He’d put a shift in, with most his defensive actions occurring just inside his own half. Diop demonstrates a great desire to put in tackles whenever necessary and is amongst the best tacklers amongst forwards in the league, boasting 2.12 Tackles per90.
Symbolic of the high pressing system Monaco adopted this season, Diop presses high up the pitch constantly.
This season, the Frenchman registers 2.97 High Pressures per 100 Opposition Touches, as well at 1.12 Successful Pressures per 100 Opposition Touches. He is only bettered by his teammates Gelson Martins, whilst Volland and Ben Yedder ranks up highly as well, symbolizing the pressing intent cultivated by Clement.
Complimentary of that is his brilliant positional sense and anticipation, forcing pressing traps which leads to high turnovers, as he did here against Lille. When the center-back brings the ball out looking to play it out wide, Diop recognizes it and blocks the passing lane with an aggressive press towards the fullback. This forces the center-back to compromises but ends up losing the ball in the process.
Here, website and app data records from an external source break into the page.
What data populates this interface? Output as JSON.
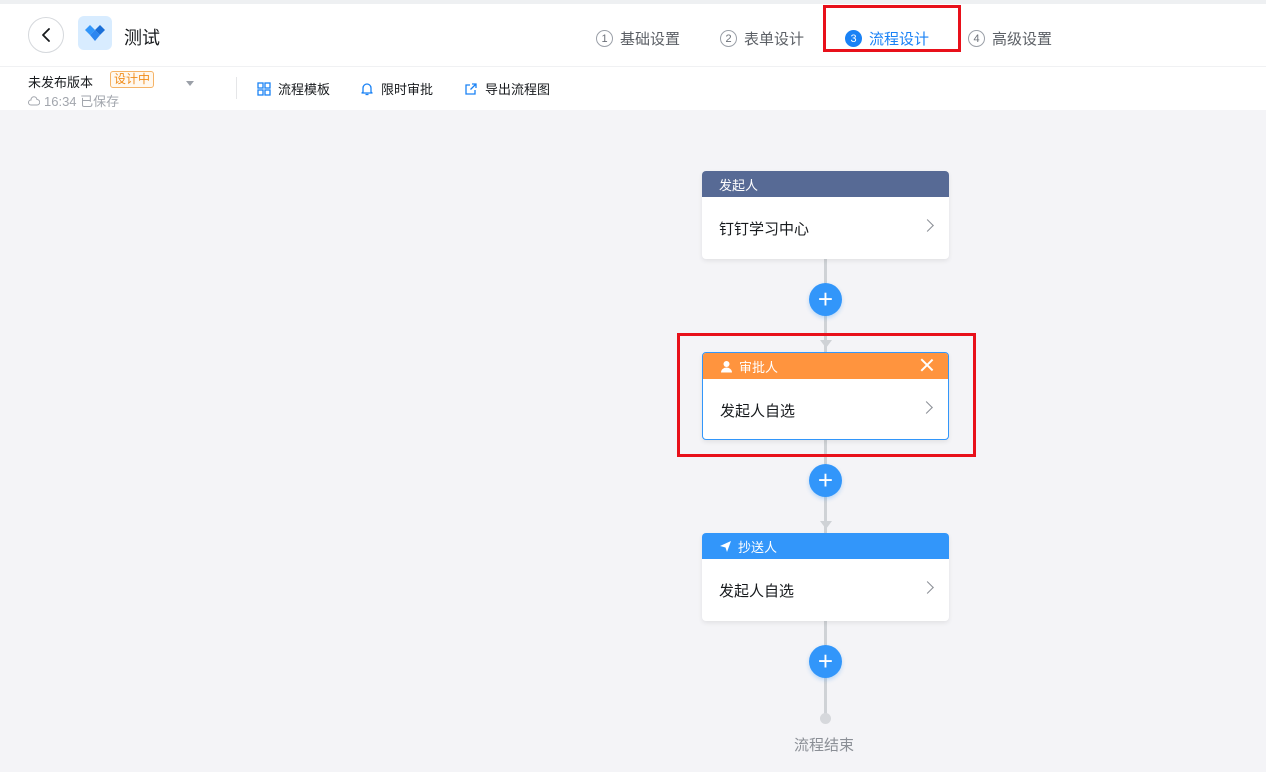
{
  "header": {
    "title": "测试",
    "steps": [
      {
        "num": "1",
        "label": "基础设置"
      },
      {
        "num": "2",
        "label": "表单设计"
      },
      {
        "num": "3",
        "label": "流程设计"
      },
      {
        "num": "4",
        "label": "高级设置"
      }
    ],
    "active_step": 3
  },
  "toolbar": {
    "version_label": "未发布版本",
    "version_badge": "设计中",
    "saved_text": "16:34 已保存",
    "tools": {
      "template": "流程模板",
      "timer": "限时审批",
      "export": "导出流程图"
    }
  },
  "flow": {
    "start": {
      "head": "发起人",
      "body": "钉钉学习中心"
    },
    "approver": {
      "head": "审批人",
      "body": "发起人自选"
    },
    "cc": {
      "head": "抄送人",
      "body": "发起人自选"
    },
    "end_label": "流程结束"
  },
  "colors": {
    "primary": "#3296fa",
    "start_head": "#576a95",
    "approver_head": "#ff943e",
    "cc_head": "#3296fa",
    "highlight": "#e8101a"
  }
}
Penalty Box Threat
With 6 goals to his name, Sofiane Diop is only 1 away from equaling his best-efforts last season. Much of it is a credit to his clinical finishing prowess alongside a great anticipation for passes.
This season, Diop has taken 1.8 shots per90, which is considerably low amongst forwards. This supports the claim of Diop being a “pass-first’ forward mentioned earlier, for he values the quality of passes rather than the shots he makes. Regardless, he has outperformed his Expected Goals this season with 0.0874, which means Diop has been clinical whenever presented the opportunity.
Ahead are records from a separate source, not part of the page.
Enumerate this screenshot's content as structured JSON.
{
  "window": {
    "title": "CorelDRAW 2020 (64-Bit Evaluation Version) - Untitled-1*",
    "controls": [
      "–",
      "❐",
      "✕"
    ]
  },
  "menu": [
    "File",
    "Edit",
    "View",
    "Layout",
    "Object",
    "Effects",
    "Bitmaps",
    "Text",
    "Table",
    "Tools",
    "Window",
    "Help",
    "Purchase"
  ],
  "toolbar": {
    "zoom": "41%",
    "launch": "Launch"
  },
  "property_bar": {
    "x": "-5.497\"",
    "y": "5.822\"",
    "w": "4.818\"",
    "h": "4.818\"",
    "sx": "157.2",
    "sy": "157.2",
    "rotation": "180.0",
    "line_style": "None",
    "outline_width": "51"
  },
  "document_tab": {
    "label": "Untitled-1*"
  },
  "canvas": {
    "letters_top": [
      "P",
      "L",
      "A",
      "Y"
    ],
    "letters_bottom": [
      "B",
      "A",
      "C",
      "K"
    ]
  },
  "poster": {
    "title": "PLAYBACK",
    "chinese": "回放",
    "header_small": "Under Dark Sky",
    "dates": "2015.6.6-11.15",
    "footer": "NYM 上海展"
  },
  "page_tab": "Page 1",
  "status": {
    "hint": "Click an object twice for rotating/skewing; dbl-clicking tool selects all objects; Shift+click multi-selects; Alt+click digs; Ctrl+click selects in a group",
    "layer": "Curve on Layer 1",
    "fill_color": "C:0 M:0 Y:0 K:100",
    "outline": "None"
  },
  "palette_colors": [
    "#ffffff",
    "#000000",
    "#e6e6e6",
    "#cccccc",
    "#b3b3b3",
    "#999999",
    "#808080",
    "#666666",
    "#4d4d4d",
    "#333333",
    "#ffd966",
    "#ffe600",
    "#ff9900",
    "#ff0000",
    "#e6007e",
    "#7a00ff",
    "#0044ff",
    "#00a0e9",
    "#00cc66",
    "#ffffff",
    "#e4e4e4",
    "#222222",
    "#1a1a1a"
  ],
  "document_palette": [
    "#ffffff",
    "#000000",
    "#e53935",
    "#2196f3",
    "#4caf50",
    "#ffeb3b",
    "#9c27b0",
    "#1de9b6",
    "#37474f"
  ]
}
A further look into his shot map shows a player that is constantly meeting the ball inside the penalty box. Sofiane Diop has proven to have great instincts, as he gambles on every opportunity to burst into the box preparing for a shot at goal. His quick burst of acceleration often catches defenders out as he anticipates passes coming into the penalty area. A combination of his movements along his predatory instincts in the box, has made him an efficient goalscorer for Monaco.
The following would include his shots and goals from the penalty box, showcasing his burst of pace and anticipation to gamble for every opportunity in the box.
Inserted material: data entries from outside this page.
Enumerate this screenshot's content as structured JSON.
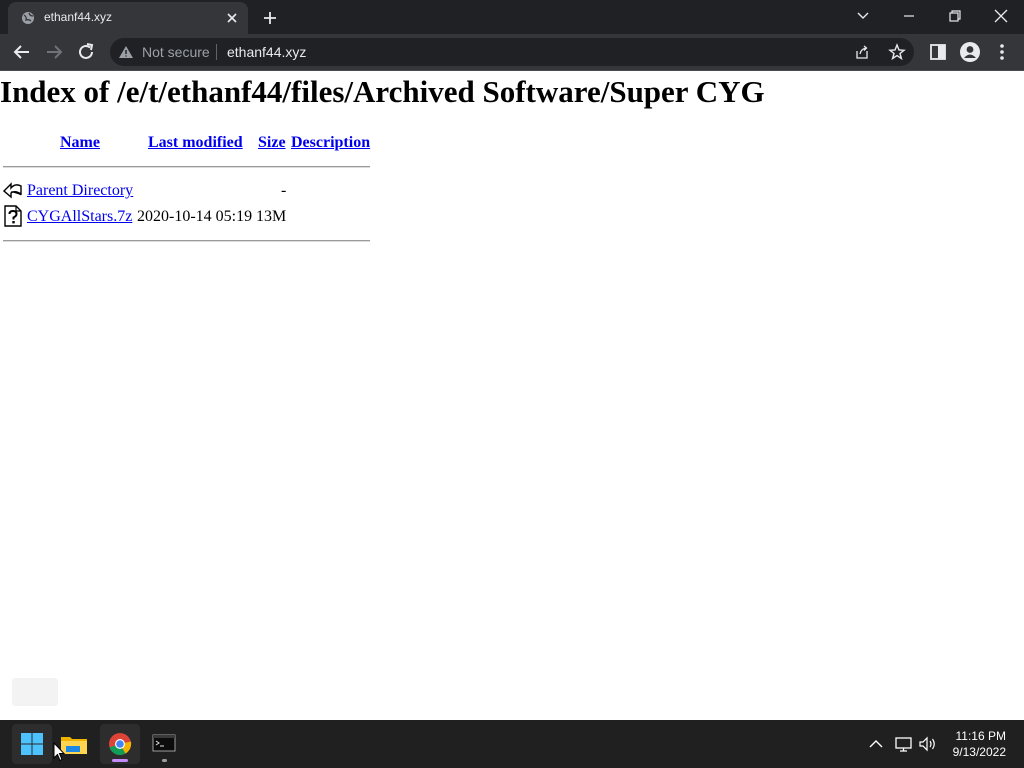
{
  "browser": {
    "tab_title": "ethanf44.xyz",
    "security_label": "Not secure",
    "url": "ethanf44.xyz"
  },
  "page": {
    "heading": "Index of /e/t/ethanf44/files/Archived Software/Super CYG",
    "columns": {
      "name": "Name",
      "last_modified": "Last modified",
      "size": "Size",
      "description": "Description"
    },
    "rows": [
      {
        "icon": "back-icon",
        "name": "Parent Directory",
        "last_modified": "",
        "size": "-",
        "description": ""
      },
      {
        "icon": "unknown-file-icon",
        "name": "CYGAllStars.7z",
        "last_modified": "2020-10-14 05:19",
        "size": "13M",
        "description": ""
      }
    ]
  },
  "taskbar": {
    "apps": [
      "start-icon",
      "file-explorer-icon",
      "chrome-icon",
      "terminal-icon"
    ],
    "time": "11:16 PM",
    "date": "9/13/2022"
  },
  "colors": {
    "link": "#0000ee",
    "chrome_dark": "#202124",
    "chrome_tab": "#35363a",
    "taskbar": "#202020"
  }
}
Destined for Greatness
When asked whether he’d like to remain in Monaco for the foreseeable future, this was Sofiane Diop’s reply:
“Definitely. When I arrived here my goal was to play with professionals. When I was loaned to Sochaux, I swore that I would come back here and make a name for myself. The next step is to show that I can be even more decisive. I know that I have it in me, I can work on my mistakes.”
– Sofiane Diop, 2021
The statement not only served as a testament to his mental fortitude — showing resolve to turn things around, but also humility as he candidly acknowledges the need to improve and work on his flaws. Today, Diop has established himself as one of Ligue 1’s exciting forwards, making himself a household name amongst the fanbase.
Ask anybody who they’d fear losing the most and the second most popular answer would (probably) be Sofiane Diop, for his importance and quality in the final third would be difficult to replicate. Nevertheless, his performances will no doubt come under close inspection from Europe’s elite, but the optimism remains for Diop to continue having meals with Uber Eats, feasting on full-backs on the regular, under the lights of the Stade Louis II.